- Less acoustic absorption – Acoustic absopriton occurs when sound waves are absorbed by materials, reducing their intensity and effectiveness in cleaning. To ensure that most of the acoustic energy is used for cleaning the desired area, it’s better to have less acoustic absorption in the boiler. Since a lower proportion of sound energy is being lost as heat, this leads to a more efficient use of energy.
- Makes the sound omnidirectional – To ensure thorough cleaning and prevent the formation of hot spots or uneven heating, it’s important to have an omnidirectional sound field. This means that the sound waves are emitted in all directions, ensuring that they can reach deposits in hard-to-reach areas.
If you are interested in learning more about the differences in acoustic cleaning methods.
Download our white paper here
In conclusion, constant availability and optimal performance of power boilers are vital factors for ensuring efficient energy production. Over time, fouling, scaling, and deposit buildup on heat transferring surfaces can hinder a boiler’s effectiveness, leading to plugging and reduced heat transfer. Traditionally, manual cleaning during designated stoppages has been the norm, but it comes at the cost of significant energy production losses.
Acoustic cleaning systems offers a more efficient and effective solution to maximize power boilers potential, all in the goal to achieve constant boiler availability.

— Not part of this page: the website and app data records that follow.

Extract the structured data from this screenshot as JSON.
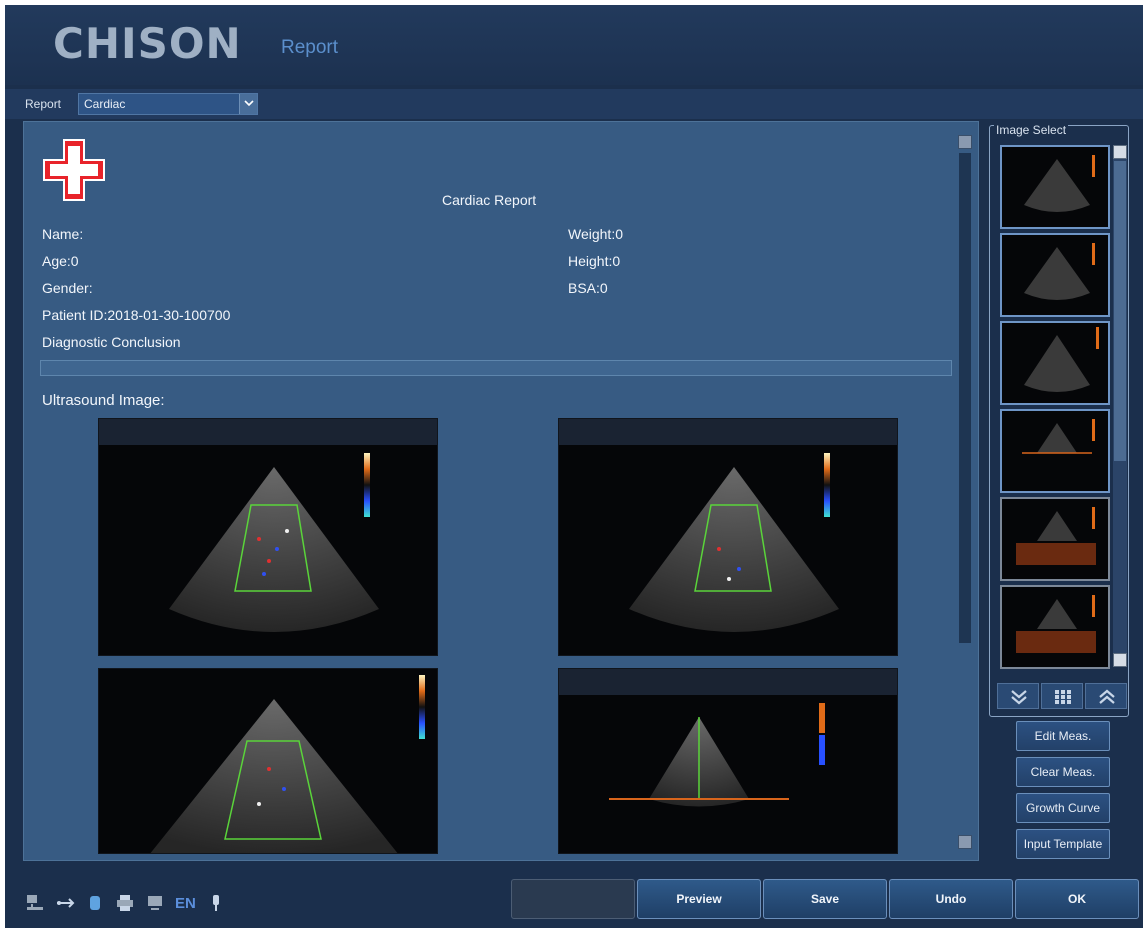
{
  "header": {
    "logo_text": "CHISON",
    "title": "Report"
  },
  "report_select": {
    "label": "Report",
    "value": "Cardiac"
  },
  "report": {
    "title": "Cardiac Report",
    "name": "Name:",
    "age": "Age:0",
    "gender": "Gender:",
    "patient_id": "Patient ID:2018-01-30-100700",
    "weight": "Weight:0",
    "height": "Height:0",
    "bsa": "BSA:0",
    "diagnostic_conclusion": "Diagnostic Conclusion",
    "diagnostic_text": "",
    "ultrasound_image_label": "Ultrasound Image:"
  },
  "image_select": {
    "label": "Image Select"
  },
  "side_buttons": {
    "edit_meas": "Edit Meas.",
    "clear_meas": "Clear Meas.",
    "growth_curve": "Growth Curve",
    "input_template": "Input Template"
  },
  "bottom_buttons": {
    "blank": "",
    "preview": "Preview",
    "save": "Save",
    "undo": "Undo",
    "ok": "OK"
  },
  "status_bar": {
    "language": "EN"
  },
  "colors": {
    "background": "#1b2f4c",
    "report_panel": "#375b83",
    "logo": "#9fb0c4",
    "title": "#5b8fcc",
    "hospital_cross": "#e8232a"
  }
}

If you are interested in taking your power boiler to new heights, contact us today!